How to clean your home properly

Who doesn’t want to live in a clean home? Of course, we all do. But are you properly cleaning the house you live in?

I learned a thing or two from Dyson, which recently shared its annual global dust study that investigates cleaning habits and behaviors to help understand household dust and its potential impact on our wellbeing.

The study, undertaken by 32,282 respondents from 33 countries around the world, revealed that 95% of people in the Philippines are cleaning just as much, if not more than they did last year (2021) to ensure their homes remain a clean and healthy space as many continue to be concerned about the cleanliness of their homes as a result of the COVID-19 pandemic. However, 38% of people are only motivated to clean when their home is dusty or visible dust and dirt are on the floor, compared to 40% globally.

As alluded to, the biggest red flag the company raised was how often we clean our spaces. Are you the type of person who only cleans when you see visible dust in your home, or do you clean on a schedule?

If you aren’t cleaning on a schedule, you should start now. Dyson, known for its high-tech vacuums, recommends you vacuum at least once a week. And there is actually an order you should follow for cleaning your home. Dyson said you should start with vacuuming. The company believes this is the most effective way to remove dust.

You can still do wet cleaning on your surfaces, like using mops and rags but start with a vacuum. Monika Stuczen, a research scientist in microbiology at Dyson, said in a statement that if you dampen dust on floors or surfaces, “you’re creating a habitat more favorable to dust mite and mold proliferation.”

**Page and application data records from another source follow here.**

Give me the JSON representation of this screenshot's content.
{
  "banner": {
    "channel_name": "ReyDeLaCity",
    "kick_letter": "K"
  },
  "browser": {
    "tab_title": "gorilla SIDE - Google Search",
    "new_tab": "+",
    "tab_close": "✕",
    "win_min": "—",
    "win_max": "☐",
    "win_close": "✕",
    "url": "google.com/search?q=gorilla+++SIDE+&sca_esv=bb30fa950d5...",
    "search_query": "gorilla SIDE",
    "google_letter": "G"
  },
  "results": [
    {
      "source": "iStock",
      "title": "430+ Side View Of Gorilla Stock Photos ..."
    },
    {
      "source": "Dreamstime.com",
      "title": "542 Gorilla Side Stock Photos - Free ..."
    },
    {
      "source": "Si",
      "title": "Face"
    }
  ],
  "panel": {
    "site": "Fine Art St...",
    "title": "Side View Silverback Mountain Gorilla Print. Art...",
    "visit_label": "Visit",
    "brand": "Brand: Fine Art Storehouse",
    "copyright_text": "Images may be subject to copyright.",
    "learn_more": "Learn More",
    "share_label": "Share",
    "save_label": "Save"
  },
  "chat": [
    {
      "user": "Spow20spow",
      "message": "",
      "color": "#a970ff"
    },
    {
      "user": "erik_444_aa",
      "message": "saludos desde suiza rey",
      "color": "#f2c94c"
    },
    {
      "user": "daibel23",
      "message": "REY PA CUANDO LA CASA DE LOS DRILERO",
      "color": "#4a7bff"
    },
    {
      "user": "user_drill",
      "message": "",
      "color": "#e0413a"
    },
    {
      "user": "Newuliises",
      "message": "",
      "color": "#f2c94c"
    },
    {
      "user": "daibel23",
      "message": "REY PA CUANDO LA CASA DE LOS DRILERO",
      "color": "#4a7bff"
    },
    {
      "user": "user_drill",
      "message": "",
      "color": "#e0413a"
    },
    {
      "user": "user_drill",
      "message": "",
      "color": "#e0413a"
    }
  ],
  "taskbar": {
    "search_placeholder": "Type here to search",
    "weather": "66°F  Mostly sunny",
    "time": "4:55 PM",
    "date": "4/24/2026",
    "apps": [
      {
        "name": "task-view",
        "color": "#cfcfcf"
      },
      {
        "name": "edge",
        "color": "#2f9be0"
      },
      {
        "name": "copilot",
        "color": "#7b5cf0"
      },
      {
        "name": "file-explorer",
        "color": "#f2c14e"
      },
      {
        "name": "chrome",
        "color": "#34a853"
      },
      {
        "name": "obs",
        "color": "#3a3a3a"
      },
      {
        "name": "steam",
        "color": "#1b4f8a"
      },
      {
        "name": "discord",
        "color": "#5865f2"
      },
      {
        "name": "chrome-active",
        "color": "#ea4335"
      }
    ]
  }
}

Sweeping will also just make the dust airborne, so remember to start vacuuming first. And, of course, you should clean from top to bottom. You also shouldn’t vacuum in a back-and-forth manner. Instead, you should move it in one direction because you might just be putting the dust back onto your floors or surfaces if you go back and forth. (That’s a bad habit I personally have to get rid of, too.)

You also shouldn’t overlook these pieces of furniture you frequently use: the sofa and your bed. Dyson said more people are vacuuming these commonly overlooked spaces. Still, this is your reminder to clean these out if you aren’t doing this yet.

Mattresses and sofas can be hotbeds of microscopic life, like dust mites and their feces, bacteria, viruses, pollen, and other allergens. If you let pets on your bed, that’s also another reason to clean them regularly.

According to Dyson, the dust mites themselves aren’t harmful. You should be concerned with their fecal matter, so you must clean or vacuum your mattresses and sofas every two to three months.

If you have a Dyson vacuum like the V12 Detect Slim we tried out, the tools you can use for cleaning out your mattresses and sofas are: 

  • mini motorized tool 
  • fabric and mattress tool
  • hair screw tool

When asked about steam cleaning, a Dyson rep told us during the briefing that it should be fine to use that. But the problem with steam cleaning is that some people won’t let these mattresses dry correctly, which could allow bacteria and mold to build up inside. So if you’re going this route, make sure to air out those mattresses properly.

Another often ignored area in your home is pet baskets or beds. Dyson wants to debunk the misconception that pet hair triggers allergies. It’s actually pet dander that typically does that. Even if you regularly groom your pet, microscopic particles (like food residue, dust mite feces, viruses, bacteria, and skin flakes) can remain on them. And that could potentially spread in your home, so remember to clean out your pet’s beds regularly.


What cleaning tips do you swear by? We’re starting this new Life Upgrade series here on LiTT because tech isn’t the only area in your life you should improve. Let us know on social media what else you want to see!